Key provisions of the Act include:
- The maximum estate, gift, and GST tax rates are 40%, up from 35% in 2012, but less than the 45% top rate proposed by the Obama Administration.
- The estate, gift, and GST tax exemptions remain unified and at $5,000,000 per person, adjusted for inflation. For 2013, the exemption as adjusted is $5,250,000.
- The concept of portability, which allows the unused estate and gift tax exemption of the first spouse to die to be used by the surviving spouse, has been continued under the Act.
- The Act extended, through 2013, the ability to make tax-free distributions from traditional and Roth individual retirement plans to charity of up to $100,000 for individuals who have reached age 70½.
It is also important to understand what did not change as a result of the Act:
- The Act does not prohibit the use of discounts in valuing interests in business entities for transfer tax purposes, as had been proposed by the Administration. Therefore, such discounts continue to be available.
- The use of intentionally defective grantor trusts in estate and gift planning can continue as Congress did not adopt a proposal by the Administration that assets in such a trust must be included in the estate of the grantor.

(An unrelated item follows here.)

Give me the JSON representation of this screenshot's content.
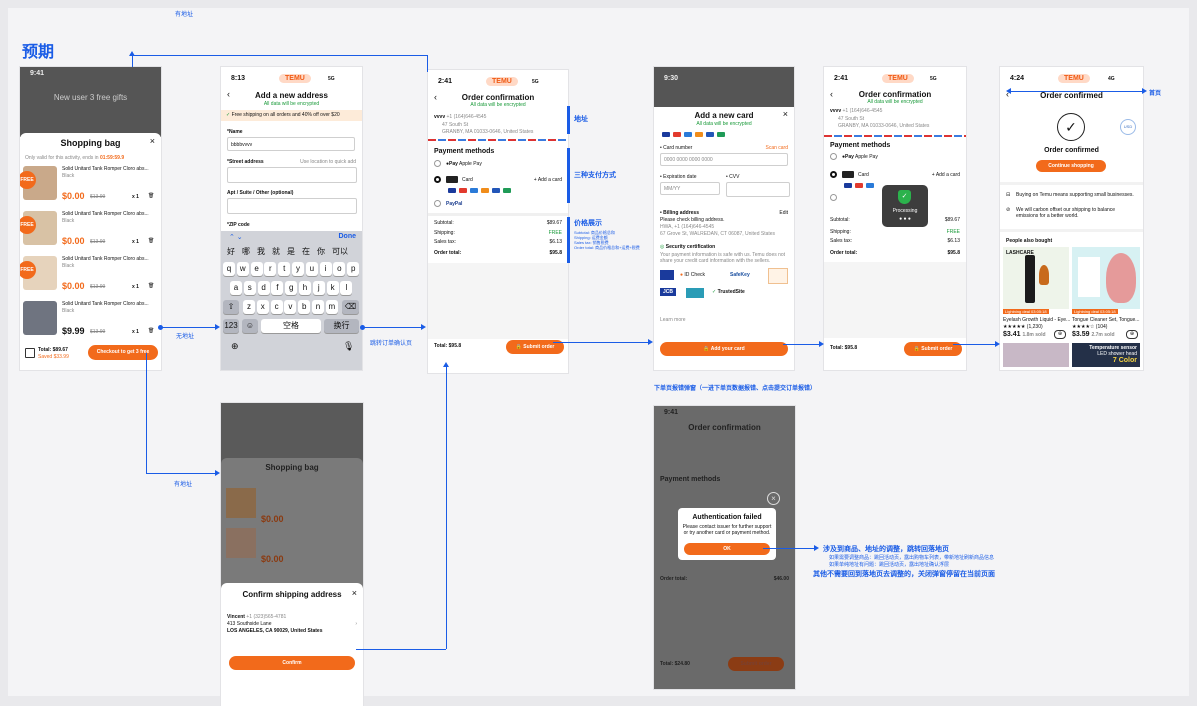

- Short-term grantor retained annuity trusts (GRATs) remain a useful estate planning tool. A proposal to require GRATs to have a minimum term of ten years was not adopted by Congress.
So what does this mean for the client?
Assuming that we can rely on Congress’ promise that these changes are permanent, it will make estate and gift planning somewhat easier and long term planning more effective.
- Clients will initially need to review their current documents to determine whether any changes are warranted as a result of the Act. However, frequent reviews every year or two each time Congress has made substantial changes in the law will no longer have to be made. Of course, changes in client assets, testamentary goals and family situations may require modifications to documents. We continue to recommend that clients review their estate plans every five to ten years.
- Estate plan documents often include the use of a “credit shelter” or “family trust” funded with the amount equal to the estate tax exemption in order to avoid estate taxes at the death of the surviving spouse. Single clients whose assets total less than the exemption, and married couples whose assets total less than the combined exemption, will need to decide whether to continue to use such family trusts in their estate planning documents. However, there are numerous other reasons to use such trusts in an estate plan, such as for creditor protection, avoidance of mismanagement of assets by the surviving spouse and preservation of assets for minor children and other beneficiaries. In many cases, such a trust will still offer advantages over portability of the estate tax exemption.
- In the case of a credit shelter or family trust established by the estate of a spouse who has previously died, the higher estate tax exemption available to the surviving spouse may make such trust unnecessary from an estate tax planning viewpoint, although, as discussed above, there may be other reasons to continue such a trust. For those clients interested in the possibility of terminating a previously funded credit shelter or family trust, please see “Termination of Credit Shelter Trusts.”
We recommend that clients meet with their estate planning attorney to discuss these changes in detail and determine whether any changes in their documents should be made.
Craig Dalton, an attorney no longer with Poyner Spruill, was the original author of this article.